Employees and their family members must not accept, directly or indirectly, gifts, gratuities or entertainment from persons, firms, or corporations with whom the Company does or might do business that are greater than nominal in value. Any question you may have regarding whether a gift or benefit sought to be bestowed upon you is nominal should be brought to the Legal Department. It is the Company's policy not to offer gifts, gratuities or entertainment to persons, firms or corporations with whom the Company does or might do business, except for modest items and reasonable entertainment. Gifts, gratuities or entertainment that affect or give the appearance that the employee's business judgment could be affected must be avoided and refused. Gifts, gratuities and entertainment that are acceptable are only those that reflect common courtesies and responsible business practice. All gifts, gratuities and entertainment must be properly reported on expense statements.
There are some cases where refusal of a valuable gift would be offensive to the person offering it. This is particularly true when employees are guests in another country, and the gift is something from that country offered as part of a public occasion. In these cases, the employee to whom the gift was offered may accept the gift on behalf of the Company, report it to a supervisor and turn it over to the Company.
The Company, as a responsible corporate citizen, can make donations of money or products to worthy causes, including fundraising campaigns conducted by its customers. To remain an appropriate donation, the contribution should not be connected to any specific customer purchases or purchasing commitments.
Customer requests for donations of significant sums of money should be forwarded to a senior-level manager in your sales organization. Employees are not permitted to make a donation at a customer's request and then seek reimbursement from the Company as a business expense. All corporate donations must be approved and paid by the Company.
Each employee should endeavor to deal fairly with the Company's customers, suppliers, competitors and employees. No employee should take unfair advantage of anyone through manipulation, concealment, abuse of privileged information, misrepresentation of material facts, or any other unfair-dealing practice.
RELATIONSHIPS WITH SUPPLIERS OR SERVICE PROVIDERS

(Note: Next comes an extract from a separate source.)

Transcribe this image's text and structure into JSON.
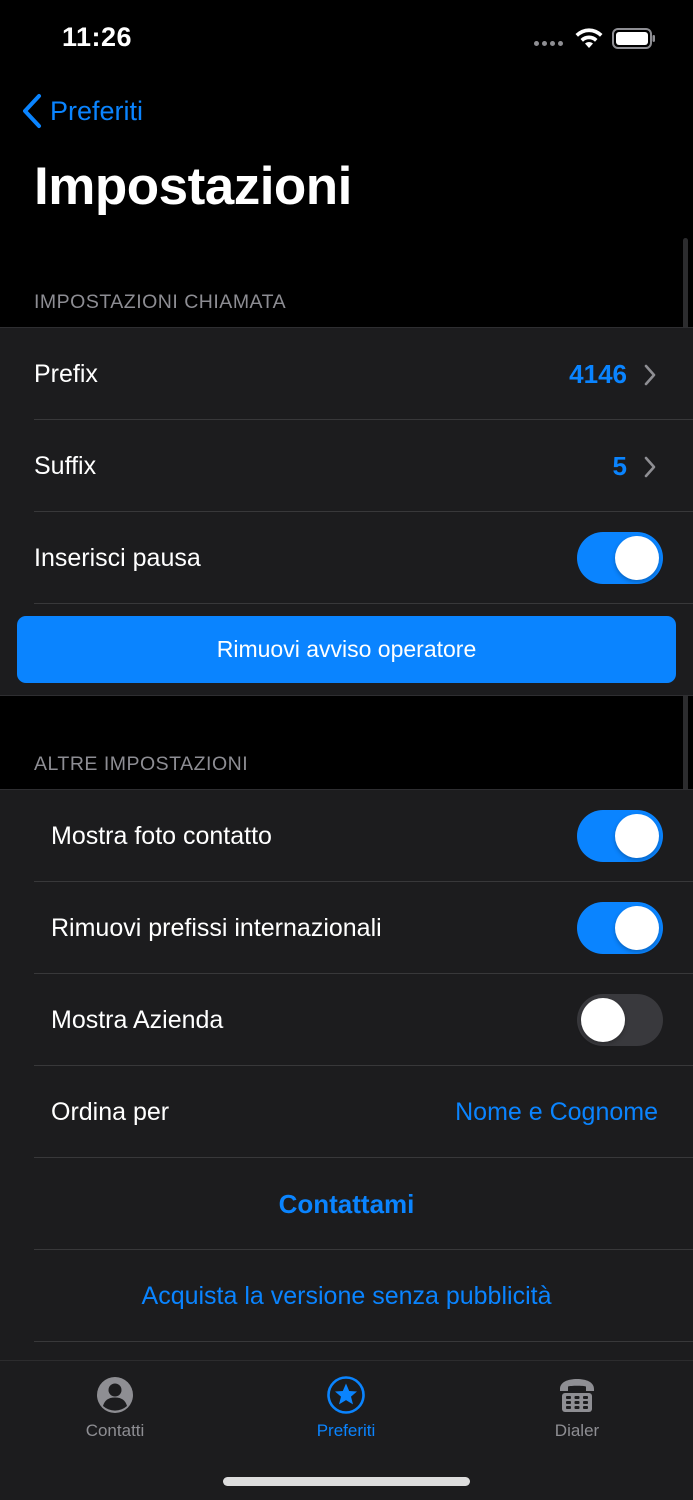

from any purchase of goods or services for or from the Company. Employees whose responsibilities include purchasing (be it merchandise, fixtures, services, real estate or other), or who have contact with suppliers or service providers, must not exploit their position for personal gain. Under no circumstances may any employee receive cash or cash equivalents from any supplier, whether directly or indirectly.
It is accepted business practice for vendors to distribute samples to potential purchasers. Company policy is that, to the extent necessary to make a reasoned appraisal of new products, samples of such products may be accepted in small quantities only by employees responsible for procuring or merchandising such products.
CONSILTANTS AND AGENTS
Whenever it becomes necessary to engage the services of an individual or firm to consult for or represent the Company, special care must be taken to ensure that no conflicts of interest exist between the Company and the person or firm to be retained. Employees must also ensure that outside consultants and agents of the Company are reputable and qualified. Agreements with consultants or agents should be in writing.
No employee may indirectly or through an agent, do anything prohibited under the Company's Code. Agents are required to observe the same standards of conduct as Company employees when conducting business for the Company. These individuals should be given a copy of this manual - "Business Ethics and Practices." This requirement should be reflected in the agent's written agreement with the Company.